The sixteen years of Reformasi (Reform) in Indonesia have seen remarkable political changes as the country has moved from Suharto’s autocratic ‘New Order’ (1966-98) to full-fledged democracy. Haji Joko Widodo (Jokowi’s) recent people-power victory over former special forces general, Prabowo Subianto, in the 9 July presidential elections, has underscored the scale of this change. Sixteen years marks an era in Javanese cosmology, each eight years completing a windu cycle, a doubly auspicious moment to take stock of Indonesia’s progress. The paper assesses the contribution of the four post-Suharto presidents to the reform process with the current incumbent, Susilo Bambang Yudhoyono (2004-14), being seen as the least effective. B.J. Habibie’s April 1999 decentralisation legislation and Megawati Sukarnoputri’s (2001-4) introduction of direct elections for political office-holders from city mayors to the president have enabled new figures such as Jokowi to emerge from the grassroots to challenge the traditional oligarchic establishment. Although the former Surakarta mayor’s election triumph marks a turning point, the challenges for his incoming administration are huge, not least in the public health and education fields where Indonesia’s record is amongst the worst in Southeast Asia. The last part of the paper looks at the ways in which these challenges might be met, beginning with losing candidate, Prabowo’s, constitutional court appeal designed to delegitimize the election process. It also sets Jokowi’s election in a broader sweep of Javanese history looking particularly at his appeal as a Javanese ‘Just King’ or Ratu Adil.

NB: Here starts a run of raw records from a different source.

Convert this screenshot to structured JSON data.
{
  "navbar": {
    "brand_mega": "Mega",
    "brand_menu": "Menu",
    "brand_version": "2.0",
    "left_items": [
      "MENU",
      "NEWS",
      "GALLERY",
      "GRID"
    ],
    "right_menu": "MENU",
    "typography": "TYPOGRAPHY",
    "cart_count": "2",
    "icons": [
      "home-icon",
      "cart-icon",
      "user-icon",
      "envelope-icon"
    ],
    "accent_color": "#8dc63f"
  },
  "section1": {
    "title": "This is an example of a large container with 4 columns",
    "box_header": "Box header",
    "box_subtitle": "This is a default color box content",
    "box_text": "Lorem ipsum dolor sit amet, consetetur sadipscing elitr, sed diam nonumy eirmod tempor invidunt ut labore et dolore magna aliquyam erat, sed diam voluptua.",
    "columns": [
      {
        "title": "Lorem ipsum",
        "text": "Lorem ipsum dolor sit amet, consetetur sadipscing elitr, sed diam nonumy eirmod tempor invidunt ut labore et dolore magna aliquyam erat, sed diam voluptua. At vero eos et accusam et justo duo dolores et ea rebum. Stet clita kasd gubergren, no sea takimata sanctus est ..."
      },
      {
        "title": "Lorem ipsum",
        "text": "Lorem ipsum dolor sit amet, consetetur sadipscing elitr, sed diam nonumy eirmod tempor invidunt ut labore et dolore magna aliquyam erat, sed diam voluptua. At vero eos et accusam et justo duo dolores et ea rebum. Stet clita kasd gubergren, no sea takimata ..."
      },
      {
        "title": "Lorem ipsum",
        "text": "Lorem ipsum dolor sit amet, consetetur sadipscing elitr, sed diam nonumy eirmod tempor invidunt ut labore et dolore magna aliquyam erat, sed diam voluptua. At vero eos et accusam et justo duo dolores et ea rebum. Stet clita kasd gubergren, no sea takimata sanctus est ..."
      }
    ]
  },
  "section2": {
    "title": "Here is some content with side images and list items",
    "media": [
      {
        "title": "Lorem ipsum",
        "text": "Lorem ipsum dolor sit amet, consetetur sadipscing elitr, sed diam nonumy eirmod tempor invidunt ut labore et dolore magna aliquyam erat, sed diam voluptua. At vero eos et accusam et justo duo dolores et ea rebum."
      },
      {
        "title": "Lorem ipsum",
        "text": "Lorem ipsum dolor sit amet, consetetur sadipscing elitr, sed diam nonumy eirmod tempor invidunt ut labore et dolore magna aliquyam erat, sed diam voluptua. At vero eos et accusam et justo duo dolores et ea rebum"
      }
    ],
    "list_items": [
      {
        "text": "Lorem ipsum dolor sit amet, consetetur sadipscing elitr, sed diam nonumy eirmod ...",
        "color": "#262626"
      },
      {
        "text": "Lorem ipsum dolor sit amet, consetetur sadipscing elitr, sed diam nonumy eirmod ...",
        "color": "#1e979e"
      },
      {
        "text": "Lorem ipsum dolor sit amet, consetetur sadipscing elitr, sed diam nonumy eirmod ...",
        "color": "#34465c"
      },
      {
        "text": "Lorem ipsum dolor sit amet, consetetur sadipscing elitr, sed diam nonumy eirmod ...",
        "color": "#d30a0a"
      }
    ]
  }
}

One of the most prominent features of the Siamese invasions of the neighbouring states along the Mekong River in the eighteenth and nineteenth centuries was that they were always accompanied by the forced migration of local people to resettle in the Siamese-controlled area. Historians of Thailand agree that manpower control was the basic element in the formation of the traditional Siamese state and social organization. It was vital for the political and economic power of the Siamese ruling class. Though it is well-known that the war with the Burmese, which led to the fall of Ayudya in 1767, greatly weakened the manpower control system of Siam, most studies do not link the extensive removal of manpower in the neighbouring states with specific politico-economic requirements of Siam between the Thonburi and early Bangkok periods. They tend to see only the security purpose of the depopulation campaigns while their economic significance is overlooked. The successive warfare and depopulation campaigns along the trans-Mekong area in the late eighteenth-early nineteenth centuries were intended to supply manpower for Siam’s economic reconstruction and prosperity.